RECORDS SHOWN:
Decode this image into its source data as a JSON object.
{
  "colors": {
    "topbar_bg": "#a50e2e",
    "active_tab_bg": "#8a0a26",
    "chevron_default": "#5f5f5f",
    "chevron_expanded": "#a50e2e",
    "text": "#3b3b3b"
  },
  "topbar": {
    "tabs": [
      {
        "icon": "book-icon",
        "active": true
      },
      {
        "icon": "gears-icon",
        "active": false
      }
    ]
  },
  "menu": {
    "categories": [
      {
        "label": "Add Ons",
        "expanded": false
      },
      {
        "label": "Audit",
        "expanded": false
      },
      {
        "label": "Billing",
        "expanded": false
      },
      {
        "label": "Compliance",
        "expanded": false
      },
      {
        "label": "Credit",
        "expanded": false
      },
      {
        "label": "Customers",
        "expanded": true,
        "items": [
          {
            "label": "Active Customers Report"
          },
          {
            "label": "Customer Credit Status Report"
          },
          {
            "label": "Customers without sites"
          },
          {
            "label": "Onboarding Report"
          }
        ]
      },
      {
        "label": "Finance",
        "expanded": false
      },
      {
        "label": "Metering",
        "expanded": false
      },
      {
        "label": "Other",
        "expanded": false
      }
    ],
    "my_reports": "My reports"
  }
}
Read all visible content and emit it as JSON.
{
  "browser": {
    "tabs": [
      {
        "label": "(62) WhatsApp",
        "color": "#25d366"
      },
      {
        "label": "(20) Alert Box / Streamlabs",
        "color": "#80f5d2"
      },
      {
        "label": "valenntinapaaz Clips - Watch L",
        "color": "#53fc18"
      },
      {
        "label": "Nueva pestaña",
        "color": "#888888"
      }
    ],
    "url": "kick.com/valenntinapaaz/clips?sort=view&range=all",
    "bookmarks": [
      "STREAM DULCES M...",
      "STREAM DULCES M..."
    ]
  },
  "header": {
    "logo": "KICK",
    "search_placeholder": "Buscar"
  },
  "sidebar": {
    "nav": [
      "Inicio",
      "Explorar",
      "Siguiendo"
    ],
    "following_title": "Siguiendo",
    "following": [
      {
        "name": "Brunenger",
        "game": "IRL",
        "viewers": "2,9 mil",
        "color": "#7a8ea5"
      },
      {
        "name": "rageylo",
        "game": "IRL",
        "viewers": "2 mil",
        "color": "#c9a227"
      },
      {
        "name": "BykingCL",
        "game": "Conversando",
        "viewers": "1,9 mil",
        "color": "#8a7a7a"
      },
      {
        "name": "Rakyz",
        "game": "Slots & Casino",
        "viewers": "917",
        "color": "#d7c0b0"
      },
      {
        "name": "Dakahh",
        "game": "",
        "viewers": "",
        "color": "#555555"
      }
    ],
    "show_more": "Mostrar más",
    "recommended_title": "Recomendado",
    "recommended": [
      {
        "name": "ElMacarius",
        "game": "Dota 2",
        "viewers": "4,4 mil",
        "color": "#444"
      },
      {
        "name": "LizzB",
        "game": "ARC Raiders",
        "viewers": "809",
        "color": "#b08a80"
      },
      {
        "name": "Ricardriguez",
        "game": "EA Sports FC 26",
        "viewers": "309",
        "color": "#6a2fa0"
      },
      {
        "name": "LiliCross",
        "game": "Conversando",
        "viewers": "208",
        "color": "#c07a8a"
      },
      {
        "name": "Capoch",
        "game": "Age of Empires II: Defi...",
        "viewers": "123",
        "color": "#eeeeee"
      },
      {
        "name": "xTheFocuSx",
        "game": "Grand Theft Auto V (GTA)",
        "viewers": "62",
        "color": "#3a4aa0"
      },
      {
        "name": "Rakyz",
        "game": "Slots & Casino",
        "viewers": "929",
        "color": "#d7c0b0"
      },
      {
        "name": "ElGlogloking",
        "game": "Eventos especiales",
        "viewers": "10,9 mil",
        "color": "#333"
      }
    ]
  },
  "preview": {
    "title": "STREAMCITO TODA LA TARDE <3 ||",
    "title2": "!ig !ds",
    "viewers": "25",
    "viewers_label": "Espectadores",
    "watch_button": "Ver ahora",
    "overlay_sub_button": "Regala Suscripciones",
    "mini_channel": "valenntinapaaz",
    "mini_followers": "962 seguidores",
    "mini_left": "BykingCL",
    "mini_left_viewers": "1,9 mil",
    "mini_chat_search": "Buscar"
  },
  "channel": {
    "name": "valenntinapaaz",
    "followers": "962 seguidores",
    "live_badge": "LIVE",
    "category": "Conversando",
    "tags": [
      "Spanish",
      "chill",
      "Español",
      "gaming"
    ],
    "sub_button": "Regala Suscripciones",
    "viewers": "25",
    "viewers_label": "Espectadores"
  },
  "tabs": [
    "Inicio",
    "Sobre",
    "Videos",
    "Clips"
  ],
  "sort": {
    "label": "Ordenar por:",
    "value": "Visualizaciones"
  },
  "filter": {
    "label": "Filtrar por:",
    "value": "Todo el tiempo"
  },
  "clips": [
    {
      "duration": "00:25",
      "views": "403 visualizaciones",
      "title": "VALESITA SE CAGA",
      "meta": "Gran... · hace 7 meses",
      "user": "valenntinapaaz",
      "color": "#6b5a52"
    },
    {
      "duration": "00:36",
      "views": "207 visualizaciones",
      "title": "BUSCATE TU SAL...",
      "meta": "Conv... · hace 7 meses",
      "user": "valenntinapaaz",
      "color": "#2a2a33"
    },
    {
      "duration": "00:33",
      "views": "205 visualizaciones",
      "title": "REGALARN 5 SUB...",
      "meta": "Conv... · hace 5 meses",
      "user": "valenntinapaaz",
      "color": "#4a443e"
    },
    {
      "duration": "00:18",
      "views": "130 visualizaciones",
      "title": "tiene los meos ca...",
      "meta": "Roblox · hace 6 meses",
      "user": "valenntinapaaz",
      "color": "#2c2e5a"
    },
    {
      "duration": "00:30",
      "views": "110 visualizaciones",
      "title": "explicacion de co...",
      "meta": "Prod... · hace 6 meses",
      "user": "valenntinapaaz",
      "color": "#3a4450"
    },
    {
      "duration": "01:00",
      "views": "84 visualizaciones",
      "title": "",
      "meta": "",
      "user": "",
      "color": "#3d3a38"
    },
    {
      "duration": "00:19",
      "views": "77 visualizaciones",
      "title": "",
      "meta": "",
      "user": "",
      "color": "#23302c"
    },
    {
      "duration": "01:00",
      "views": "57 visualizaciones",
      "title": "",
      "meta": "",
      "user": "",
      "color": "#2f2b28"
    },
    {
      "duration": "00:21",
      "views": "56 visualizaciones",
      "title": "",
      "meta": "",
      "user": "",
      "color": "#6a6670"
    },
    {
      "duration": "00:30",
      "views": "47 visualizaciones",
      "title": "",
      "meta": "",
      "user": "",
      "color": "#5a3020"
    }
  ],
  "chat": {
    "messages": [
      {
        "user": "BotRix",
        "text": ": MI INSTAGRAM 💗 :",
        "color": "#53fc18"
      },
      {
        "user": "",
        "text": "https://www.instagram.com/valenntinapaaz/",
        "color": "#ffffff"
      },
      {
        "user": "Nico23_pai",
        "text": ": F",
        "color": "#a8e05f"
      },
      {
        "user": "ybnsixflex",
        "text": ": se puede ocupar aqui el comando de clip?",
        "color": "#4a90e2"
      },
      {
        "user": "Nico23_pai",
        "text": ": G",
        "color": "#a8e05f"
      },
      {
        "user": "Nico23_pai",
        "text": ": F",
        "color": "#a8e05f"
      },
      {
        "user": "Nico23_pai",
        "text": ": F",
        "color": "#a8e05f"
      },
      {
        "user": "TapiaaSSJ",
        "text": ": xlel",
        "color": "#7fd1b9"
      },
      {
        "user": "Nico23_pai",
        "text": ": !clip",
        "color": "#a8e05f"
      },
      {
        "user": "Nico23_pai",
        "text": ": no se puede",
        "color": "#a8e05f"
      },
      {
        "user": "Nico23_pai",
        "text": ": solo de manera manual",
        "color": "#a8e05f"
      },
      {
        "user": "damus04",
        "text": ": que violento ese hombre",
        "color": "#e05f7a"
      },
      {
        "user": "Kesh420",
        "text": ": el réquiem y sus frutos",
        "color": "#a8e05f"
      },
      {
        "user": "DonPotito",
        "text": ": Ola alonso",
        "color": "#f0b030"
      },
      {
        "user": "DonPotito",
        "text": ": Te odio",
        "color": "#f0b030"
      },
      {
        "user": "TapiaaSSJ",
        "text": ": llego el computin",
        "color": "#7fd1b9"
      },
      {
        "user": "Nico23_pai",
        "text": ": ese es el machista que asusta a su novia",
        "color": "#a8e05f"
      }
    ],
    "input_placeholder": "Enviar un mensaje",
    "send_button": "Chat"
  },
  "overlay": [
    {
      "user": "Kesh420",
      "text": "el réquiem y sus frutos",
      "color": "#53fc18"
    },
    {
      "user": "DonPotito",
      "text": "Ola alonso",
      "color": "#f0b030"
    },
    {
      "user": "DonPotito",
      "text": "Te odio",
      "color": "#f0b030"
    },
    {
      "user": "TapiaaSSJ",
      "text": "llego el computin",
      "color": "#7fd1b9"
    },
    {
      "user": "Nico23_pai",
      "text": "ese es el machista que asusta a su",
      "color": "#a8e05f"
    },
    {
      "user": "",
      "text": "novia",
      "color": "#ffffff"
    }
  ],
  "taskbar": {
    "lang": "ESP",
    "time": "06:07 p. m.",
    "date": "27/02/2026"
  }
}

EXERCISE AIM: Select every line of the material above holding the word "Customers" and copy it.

TASK OUTPUT:
        "label": "Customers",
            "label": "Active Customers Report"
            "label": "Customers without sites"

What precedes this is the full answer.